The following data is to be repeated exactly, its pictures excluded.

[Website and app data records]
::::::::

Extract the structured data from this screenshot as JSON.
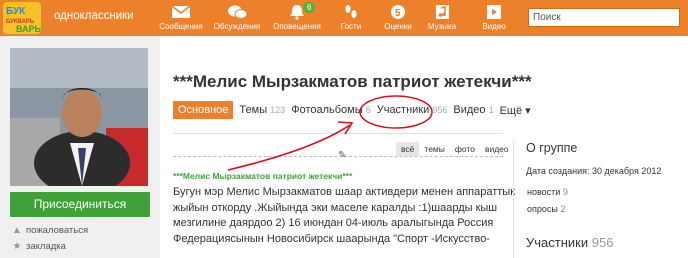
{
  "brand": "одноклассники",
  "logo_text": [
    "БУК",
    "БУКВАРЬ",
    "ВАРЬ"
  ],
  "nav": [
    {
      "label": "Сообщения",
      "icon": "envelope-icon"
    },
    {
      "label": "Обсуждения",
      "icon": "chat-bubbles-icon"
    },
    {
      "label": "Оповещения",
      "icon": "bell-icon",
      "badge": "6"
    },
    {
      "label": "Гости",
      "icon": "footprints-icon"
    },
    {
      "label": "Оценки",
      "icon": "ratings-icon"
    },
    {
      "label": "Музыка",
      "icon": "music-note-icon"
    },
    {
      "label": "Видео",
      "icon": "video-icon"
    }
  ],
  "search": {
    "value": "Поиск"
  },
  "sidebar": {
    "join_label": "Присоединиться",
    "links": [
      {
        "label": "пожаловаться",
        "icon": "warning-icon"
      },
      {
        "label": "закладка",
        "icon": "bookmark-icon"
      }
    ]
  },
  "group": {
    "title": "***Мелис Мырзакматов патриот жетекчи***",
    "tabs": [
      {
        "label": "Основное",
        "count": "",
        "active": true
      },
      {
        "label": "Темы",
        "count": "123"
      },
      {
        "label": "Фотоальбомы",
        "count": "6"
      },
      {
        "label": "Участники",
        "count": "956"
      },
      {
        "label": "Видео",
        "count": "1"
      },
      {
        "label": "Ещё ▾",
        "count": ""
      }
    ]
  },
  "feed_filters": [
    "всё",
    "темы",
    "фото",
    "видео"
  ],
  "post": {
    "title": "***Мелис Мырзакматов патриот жетекчи***",
    "lines": [
      "Бугун мэр Мелис Мырзакматов шаар активдери менен аппараттык",
      "жыйын откорду .Жыйында эки маселе каралды :1)шаарды кыш",
      "мезгилине даярдоо 2) 16 июндан 04-июль аралыгында Россия",
      "Федерациясынын Новосибирск шаарында \"Спорт -Искусство-"
    ]
  },
  "about": {
    "heading": "О группе",
    "created": "Дата создания: 30 декабря 2012",
    "links": [
      {
        "label": "новости",
        "count": "9"
      },
      {
        "label": "опросы",
        "count": "2"
      }
    ],
    "members_label": "Участники",
    "members_count": "956"
  },
  "colors": {
    "accent": "#ed812b",
    "join": "#3ea239",
    "annotation": "#d4101e"
  }
}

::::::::

TASK SOLUTION —
Extract the structured data from this screenshot as JSON.
{
  "brand": "одноклассники",
  "logo_text": [
    "БУК",
    "БУКВАРЬ",
    "ВАРЬ"
  ],
  "nav": [
    {
      "label": "Сообщения",
      "icon": "envelope-icon"
    },
    {
      "label": "Обсуждения",
      "icon": "chat-bubbles-icon"
    },
    {
      "label": "Оповещения",
      "icon": "bell-icon",
      "badge": "6"
    },
    {
      "label": "Гости",
      "icon": "footprints-icon"
    },
    {
      "label": "Оценки",
      "icon": "ratings-icon"
    },
    {
      "label": "Музыка",
      "icon": "music-note-icon"
    },
    {
      "label": "Видео",
      "icon": "video-icon"
    }
  ],
  "search": {
    "value": "Поиск"
  },
  "sidebar": {
    "join_label": "Присоединиться",
    "links": [
      {
        "label": "пожаловаться",
        "icon": "warning-icon"
      },
      {
        "label": "закладка",
        "icon": "bookmark-icon"
      }
    ]
  },
  "group": {
    "title": "***Мелис Мырзакматов патриот жетекчи***",
    "tabs": [
      {
        "label": "Основное",
        "count": "",
        "active": true
      },
      {
        "label": "Темы",
        "count": "123"
      },
      {
        "label": "Фотоальбомы",
        "count": "6"
      },
      {
        "label": "Участники",
        "count": "956"
      },
      {
        "label": "Видео",
        "count": "1"
      },
      {
        "label": "Ещё ▾",
        "count": ""
      }
    ]
  },
  "feed_filters": [
    "всё",
    "темы",
    "фото",
    "видео"
  ],
  "post": {
    "title": "***Мелис Мырзакматов патриот жетекчи***",
    "lines": [
      "Бугун мэр Мелис Мырзакматов шаар активдери менен аппараттык",
      "жыйын откорду .Жыйында эки маселе каралды :1)шаарды кыш",
      "мезгилине даярдоо 2) 16 июндан 04-июль аралыгында Россия",
      "Федерациясынын Новосибирск шаарында \"Спорт -Искусство-"
    ]
  },
  "about": {
    "heading": "О группе",
    "created": "Дата создания: 30 декабря 2012",
    "links": [
      {
        "label": "новости",
        "count": "9"
      },
      {
        "label": "опросы",
        "count": "2"
      }
    ],
    "members_label": "Участники",
    "members_count": "956"
  },
  "colors": {
    "accent": "#ed812b",
    "join": "#3ea239",
    "annotation": "#d4101e"
  }
}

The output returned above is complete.